"We did a sweep of the building and they were all on the roof," said Cannon, whose agency protects D.C. government-owned, -leased and -managed facilities and property. The chief said the building is now boarded-up and welded shut, and police are investigating how the protesters gained entry. He said the building has been vacant since 2008. Cannon said his agency was called to the scene at about 3 p.m. and had cleared the building by 7 p.m., with help from dozens of officers from the Metropolitan Police and U.S. Park Police
Following the arrests, more than 50 protesters remained in the middle of 13th Street, NW, which was blocked off by dozens of police cars. Some chanted, "Our children's future is not for sale." More officers arrived at the scene, but the crowd began to break up after the building had been cleared and the arrested protesters taken away.
Wall Street Protesters Plan 24-Hour Drum Circle in Front of Mayor Bloomberg's House
The "Occupy Bloomberg's Mansion Drum Circle Protest And Love-In Art Show" began Sunday at 2 p.m and plans to continue through Monday. A Facebook event page set up by the group asked protesters to bring drums and other musical instruments as well as food, sleeping bags, banners, art and art supplies. "Let's occupy the park at 79th Street and have a love-in and serenade Mayor Mike," the page says.

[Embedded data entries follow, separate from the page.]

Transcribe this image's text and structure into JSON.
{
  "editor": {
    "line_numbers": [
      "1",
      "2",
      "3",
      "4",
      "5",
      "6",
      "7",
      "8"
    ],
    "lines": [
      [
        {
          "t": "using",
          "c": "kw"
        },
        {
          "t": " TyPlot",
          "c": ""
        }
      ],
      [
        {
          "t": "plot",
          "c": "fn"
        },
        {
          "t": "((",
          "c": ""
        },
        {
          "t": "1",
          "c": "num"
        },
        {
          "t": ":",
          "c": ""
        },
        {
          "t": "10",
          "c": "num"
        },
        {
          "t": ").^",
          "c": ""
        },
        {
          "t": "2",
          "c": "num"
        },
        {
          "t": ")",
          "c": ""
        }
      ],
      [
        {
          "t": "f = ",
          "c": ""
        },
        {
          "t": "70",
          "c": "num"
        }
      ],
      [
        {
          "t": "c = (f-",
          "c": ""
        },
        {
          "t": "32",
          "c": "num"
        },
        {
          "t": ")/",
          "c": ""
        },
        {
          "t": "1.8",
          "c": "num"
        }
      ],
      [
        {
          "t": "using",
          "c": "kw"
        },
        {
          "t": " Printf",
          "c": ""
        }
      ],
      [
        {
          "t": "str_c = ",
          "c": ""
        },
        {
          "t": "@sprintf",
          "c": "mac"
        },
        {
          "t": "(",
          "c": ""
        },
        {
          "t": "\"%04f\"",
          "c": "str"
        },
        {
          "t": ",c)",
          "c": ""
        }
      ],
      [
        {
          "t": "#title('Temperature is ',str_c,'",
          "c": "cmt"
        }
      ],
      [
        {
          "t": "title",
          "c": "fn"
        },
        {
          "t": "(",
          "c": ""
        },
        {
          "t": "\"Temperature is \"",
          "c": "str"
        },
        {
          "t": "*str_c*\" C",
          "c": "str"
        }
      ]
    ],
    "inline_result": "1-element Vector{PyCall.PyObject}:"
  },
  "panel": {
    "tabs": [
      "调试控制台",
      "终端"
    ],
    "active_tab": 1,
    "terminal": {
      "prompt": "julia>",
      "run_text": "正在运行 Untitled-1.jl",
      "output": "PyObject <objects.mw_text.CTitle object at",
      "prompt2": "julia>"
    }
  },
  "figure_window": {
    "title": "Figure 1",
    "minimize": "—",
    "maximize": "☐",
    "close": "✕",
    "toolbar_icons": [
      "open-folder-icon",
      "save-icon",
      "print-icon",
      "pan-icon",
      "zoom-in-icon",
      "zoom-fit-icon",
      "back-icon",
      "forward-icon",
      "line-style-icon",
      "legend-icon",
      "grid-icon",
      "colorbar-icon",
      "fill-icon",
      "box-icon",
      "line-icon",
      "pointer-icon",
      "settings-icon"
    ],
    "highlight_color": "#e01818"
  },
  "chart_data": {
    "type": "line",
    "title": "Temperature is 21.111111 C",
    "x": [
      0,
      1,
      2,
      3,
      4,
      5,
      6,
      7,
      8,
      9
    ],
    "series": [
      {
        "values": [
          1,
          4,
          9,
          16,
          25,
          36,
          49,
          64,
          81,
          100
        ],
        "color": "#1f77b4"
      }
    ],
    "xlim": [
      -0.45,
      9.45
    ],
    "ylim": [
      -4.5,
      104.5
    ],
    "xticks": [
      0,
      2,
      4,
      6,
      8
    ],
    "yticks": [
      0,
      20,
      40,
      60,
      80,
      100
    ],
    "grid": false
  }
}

Organizer John Penley said protesters want to get as close to Bloomberg's house as the police let them. Authorities have them penned in on the side of Fifth Avenue closest to Central Park. Zuccotti Park was cleared early Tuesday morning after a surprise sweep led by the mayor, who said the decision to clear the park was "mine, and mine alone." Copyright Associated Press
UPDATE: 24-Hour OWS Drum Circle at Mayor Bloomberg's House Begins at 2 P.M.
After Monday's eviction, drummers as well as other musicians have attempted to bring their instruments into Zuccotti Park to mixed results, with some being kicked out for having accordions while others are allowed by Brookfield to lug their drums in. The rules themselves don't prohibit music but state that the park is for "passive recreation."
Today though, none of that matters: the First Amendment applies on the Upper East Side. Although it's conceivable that the mayor may not even be in the country right now, let's picture him painting dollhouse furniture, or playing Jenga, or making a friendship necklace for Ray Kelly—and at 1:59 p.m. he's juuuust about to thread the final, tiny bead on in peace and quiet.
[UPDATE / 12:47 p.m.] @Newyorkist tweets, "Police massing, on 5th Ave at 79th Street, near Bloomberg's mansion" and posts the following photo. Will there be more cops than drummers? And who will be the first NYPD officer to play the cowbell?